Our Indigenous chickens have gone through a Selective breeding, they are dual popurse breed that is good for both eggs and meat production, they are a cross breed of indigenous (kienyeji) chicken with morden chicken.
Indigenous chicken (Kienyeji) is a poultry species of importance for nutrition and income security among the poor rural households in Kenya and Africa as a whole. In Kenya, Indigenous chicken account for 82% of the 34 million estimated chicken population and contribute more than 35% and 55% of total egg and meat produced annually. The demand for Kienyeji chicken and eggs is ever-increasing due to urbanization, increasing human population, decreasing agricultural land and consumer preference for Indigenous chicken meat.
The popularity of Kienyeji among the resource poor rural households is attributed to their low costs of production, adaptability to harsh scavenging conditions and poor nutrition and tolerance to parasite and diseases. Rural households in Kenya have been characterised by low income, food insecurity and high levels of poverty and therefore engage in production enterprises that require low inputs. Indigenous chicken production therefore is a promising tool to improve their livelihoods.
Currently, the Kienyeji production output is low but studies show potential to improve using management and our genetic interventions and recognising the need to hatch Indigenous chicken commercially. This action aims at contributing to poverty alleviation and income and food security of smallholders and disadvantaged actors in Kenya.
Indigenous chicken and eggs fetch a higher price in the market than hybrid ones as most people are going back to organic food, therefore there is a high demand for indigenous chicken (kienyeji) and eggs.

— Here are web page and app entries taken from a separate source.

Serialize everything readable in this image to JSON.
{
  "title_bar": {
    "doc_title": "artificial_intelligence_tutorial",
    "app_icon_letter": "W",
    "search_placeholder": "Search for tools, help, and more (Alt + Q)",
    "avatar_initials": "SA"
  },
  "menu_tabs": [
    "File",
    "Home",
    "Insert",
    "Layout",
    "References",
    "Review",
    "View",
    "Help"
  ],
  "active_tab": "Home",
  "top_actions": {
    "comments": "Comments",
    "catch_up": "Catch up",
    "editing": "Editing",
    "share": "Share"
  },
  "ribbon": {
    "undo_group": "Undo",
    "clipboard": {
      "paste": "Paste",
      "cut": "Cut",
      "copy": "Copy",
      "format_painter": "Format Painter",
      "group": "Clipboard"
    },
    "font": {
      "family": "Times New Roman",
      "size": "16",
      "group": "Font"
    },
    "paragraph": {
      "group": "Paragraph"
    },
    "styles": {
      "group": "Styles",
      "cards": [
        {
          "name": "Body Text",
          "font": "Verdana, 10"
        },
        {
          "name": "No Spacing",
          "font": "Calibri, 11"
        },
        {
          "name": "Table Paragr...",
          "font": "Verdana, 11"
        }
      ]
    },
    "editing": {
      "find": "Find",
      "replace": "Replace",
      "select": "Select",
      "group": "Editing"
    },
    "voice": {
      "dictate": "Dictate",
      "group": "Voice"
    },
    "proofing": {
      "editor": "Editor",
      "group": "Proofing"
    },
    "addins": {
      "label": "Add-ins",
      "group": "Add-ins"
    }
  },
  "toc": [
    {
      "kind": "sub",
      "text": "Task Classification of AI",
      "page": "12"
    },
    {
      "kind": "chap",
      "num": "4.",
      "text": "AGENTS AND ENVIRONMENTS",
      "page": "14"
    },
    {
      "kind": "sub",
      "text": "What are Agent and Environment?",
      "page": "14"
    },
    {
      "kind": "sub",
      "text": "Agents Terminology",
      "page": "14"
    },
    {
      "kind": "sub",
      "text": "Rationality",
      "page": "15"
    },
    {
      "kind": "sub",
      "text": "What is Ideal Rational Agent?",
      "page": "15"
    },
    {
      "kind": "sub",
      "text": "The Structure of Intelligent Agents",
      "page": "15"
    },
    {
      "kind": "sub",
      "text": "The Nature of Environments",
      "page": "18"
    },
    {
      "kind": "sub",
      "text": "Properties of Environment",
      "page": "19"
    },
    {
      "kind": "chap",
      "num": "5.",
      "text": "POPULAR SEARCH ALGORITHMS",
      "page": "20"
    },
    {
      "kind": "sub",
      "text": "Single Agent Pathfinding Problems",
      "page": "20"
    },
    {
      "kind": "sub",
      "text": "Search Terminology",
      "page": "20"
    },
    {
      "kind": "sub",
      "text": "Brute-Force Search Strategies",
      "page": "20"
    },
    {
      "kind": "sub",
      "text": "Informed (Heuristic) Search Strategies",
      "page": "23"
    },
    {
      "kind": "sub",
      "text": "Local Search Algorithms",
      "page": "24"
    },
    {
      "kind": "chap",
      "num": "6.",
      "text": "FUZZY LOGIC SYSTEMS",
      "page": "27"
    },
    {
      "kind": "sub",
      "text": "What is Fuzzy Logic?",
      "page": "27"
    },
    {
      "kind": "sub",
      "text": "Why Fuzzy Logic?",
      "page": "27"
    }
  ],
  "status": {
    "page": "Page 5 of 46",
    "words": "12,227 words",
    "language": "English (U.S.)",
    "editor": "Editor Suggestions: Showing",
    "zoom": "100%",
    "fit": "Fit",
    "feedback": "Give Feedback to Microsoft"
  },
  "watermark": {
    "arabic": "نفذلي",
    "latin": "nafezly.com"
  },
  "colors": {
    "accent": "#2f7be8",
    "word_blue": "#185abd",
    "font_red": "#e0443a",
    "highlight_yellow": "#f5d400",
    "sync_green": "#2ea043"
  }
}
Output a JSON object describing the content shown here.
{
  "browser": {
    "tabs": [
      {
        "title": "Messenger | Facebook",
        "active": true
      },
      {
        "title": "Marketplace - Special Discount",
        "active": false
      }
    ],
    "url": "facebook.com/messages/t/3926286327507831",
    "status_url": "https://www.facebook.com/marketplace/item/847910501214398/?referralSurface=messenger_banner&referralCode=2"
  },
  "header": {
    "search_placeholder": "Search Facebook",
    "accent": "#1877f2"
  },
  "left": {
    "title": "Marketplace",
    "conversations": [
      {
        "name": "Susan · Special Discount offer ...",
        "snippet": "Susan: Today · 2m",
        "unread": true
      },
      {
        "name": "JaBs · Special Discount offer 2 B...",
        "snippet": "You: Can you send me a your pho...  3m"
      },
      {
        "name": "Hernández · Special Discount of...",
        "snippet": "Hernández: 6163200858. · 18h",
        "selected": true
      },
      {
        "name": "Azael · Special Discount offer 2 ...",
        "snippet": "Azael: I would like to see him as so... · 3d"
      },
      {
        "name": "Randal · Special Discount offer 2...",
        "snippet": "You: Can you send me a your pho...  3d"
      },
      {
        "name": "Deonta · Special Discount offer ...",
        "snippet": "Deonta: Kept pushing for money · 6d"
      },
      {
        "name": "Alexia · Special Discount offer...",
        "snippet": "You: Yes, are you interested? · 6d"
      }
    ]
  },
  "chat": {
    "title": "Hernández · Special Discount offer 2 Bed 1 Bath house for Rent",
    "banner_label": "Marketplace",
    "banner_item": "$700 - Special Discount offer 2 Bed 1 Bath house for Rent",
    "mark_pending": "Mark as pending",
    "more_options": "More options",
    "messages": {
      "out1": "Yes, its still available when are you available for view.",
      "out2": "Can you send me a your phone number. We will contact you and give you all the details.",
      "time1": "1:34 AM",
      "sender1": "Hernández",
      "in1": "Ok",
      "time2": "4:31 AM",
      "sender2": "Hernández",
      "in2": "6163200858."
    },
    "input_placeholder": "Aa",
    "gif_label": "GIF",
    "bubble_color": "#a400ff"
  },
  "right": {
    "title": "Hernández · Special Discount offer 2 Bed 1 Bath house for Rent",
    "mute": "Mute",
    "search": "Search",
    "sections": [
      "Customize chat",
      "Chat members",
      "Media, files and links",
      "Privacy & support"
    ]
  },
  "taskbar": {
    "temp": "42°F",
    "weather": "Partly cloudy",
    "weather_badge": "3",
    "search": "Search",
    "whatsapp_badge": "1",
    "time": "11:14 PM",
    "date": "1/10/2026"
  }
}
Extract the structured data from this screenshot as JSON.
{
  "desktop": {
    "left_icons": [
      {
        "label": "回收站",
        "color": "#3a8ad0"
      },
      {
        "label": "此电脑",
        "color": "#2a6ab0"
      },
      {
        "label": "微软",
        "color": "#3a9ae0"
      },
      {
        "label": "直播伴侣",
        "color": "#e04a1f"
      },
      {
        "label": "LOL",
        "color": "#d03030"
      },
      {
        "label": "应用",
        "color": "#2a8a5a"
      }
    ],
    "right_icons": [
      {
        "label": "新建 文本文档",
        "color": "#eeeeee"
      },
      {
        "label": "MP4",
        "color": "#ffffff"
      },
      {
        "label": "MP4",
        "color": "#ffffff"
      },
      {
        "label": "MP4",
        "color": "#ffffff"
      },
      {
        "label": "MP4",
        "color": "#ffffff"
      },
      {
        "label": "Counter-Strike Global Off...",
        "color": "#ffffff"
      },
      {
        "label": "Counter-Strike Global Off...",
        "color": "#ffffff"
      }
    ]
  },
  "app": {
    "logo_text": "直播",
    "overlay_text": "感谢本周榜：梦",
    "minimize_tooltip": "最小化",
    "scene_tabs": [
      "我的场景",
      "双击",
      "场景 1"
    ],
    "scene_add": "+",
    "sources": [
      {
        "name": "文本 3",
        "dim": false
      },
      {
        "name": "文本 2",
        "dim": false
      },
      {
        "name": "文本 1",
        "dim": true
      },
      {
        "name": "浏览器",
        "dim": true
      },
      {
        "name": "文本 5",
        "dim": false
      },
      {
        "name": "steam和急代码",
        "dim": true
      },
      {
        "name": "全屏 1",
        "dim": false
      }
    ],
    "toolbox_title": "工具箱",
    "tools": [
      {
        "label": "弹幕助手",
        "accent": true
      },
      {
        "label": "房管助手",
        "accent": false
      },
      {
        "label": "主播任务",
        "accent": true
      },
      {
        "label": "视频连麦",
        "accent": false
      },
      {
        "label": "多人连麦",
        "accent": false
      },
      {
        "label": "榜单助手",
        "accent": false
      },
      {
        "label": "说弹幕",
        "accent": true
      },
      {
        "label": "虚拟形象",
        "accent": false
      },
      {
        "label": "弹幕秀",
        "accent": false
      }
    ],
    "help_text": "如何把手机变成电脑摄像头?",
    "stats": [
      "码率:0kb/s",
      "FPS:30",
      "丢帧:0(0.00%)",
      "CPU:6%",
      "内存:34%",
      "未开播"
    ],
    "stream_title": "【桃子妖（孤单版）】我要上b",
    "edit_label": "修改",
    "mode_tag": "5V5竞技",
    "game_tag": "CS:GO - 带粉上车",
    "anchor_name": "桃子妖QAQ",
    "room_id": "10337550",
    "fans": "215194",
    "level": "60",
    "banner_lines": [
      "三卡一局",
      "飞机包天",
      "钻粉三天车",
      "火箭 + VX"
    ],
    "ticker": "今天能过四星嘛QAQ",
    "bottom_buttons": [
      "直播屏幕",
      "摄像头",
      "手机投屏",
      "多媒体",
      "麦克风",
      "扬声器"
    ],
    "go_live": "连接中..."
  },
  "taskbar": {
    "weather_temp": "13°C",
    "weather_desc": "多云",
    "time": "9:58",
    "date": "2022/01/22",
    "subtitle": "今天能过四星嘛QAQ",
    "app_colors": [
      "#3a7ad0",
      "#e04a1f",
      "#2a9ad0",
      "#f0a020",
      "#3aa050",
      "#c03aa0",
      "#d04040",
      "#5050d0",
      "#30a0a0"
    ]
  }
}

Rearing of Indigenous chicken is fairly cheap since it doesn’t involve high cost compared to the highbred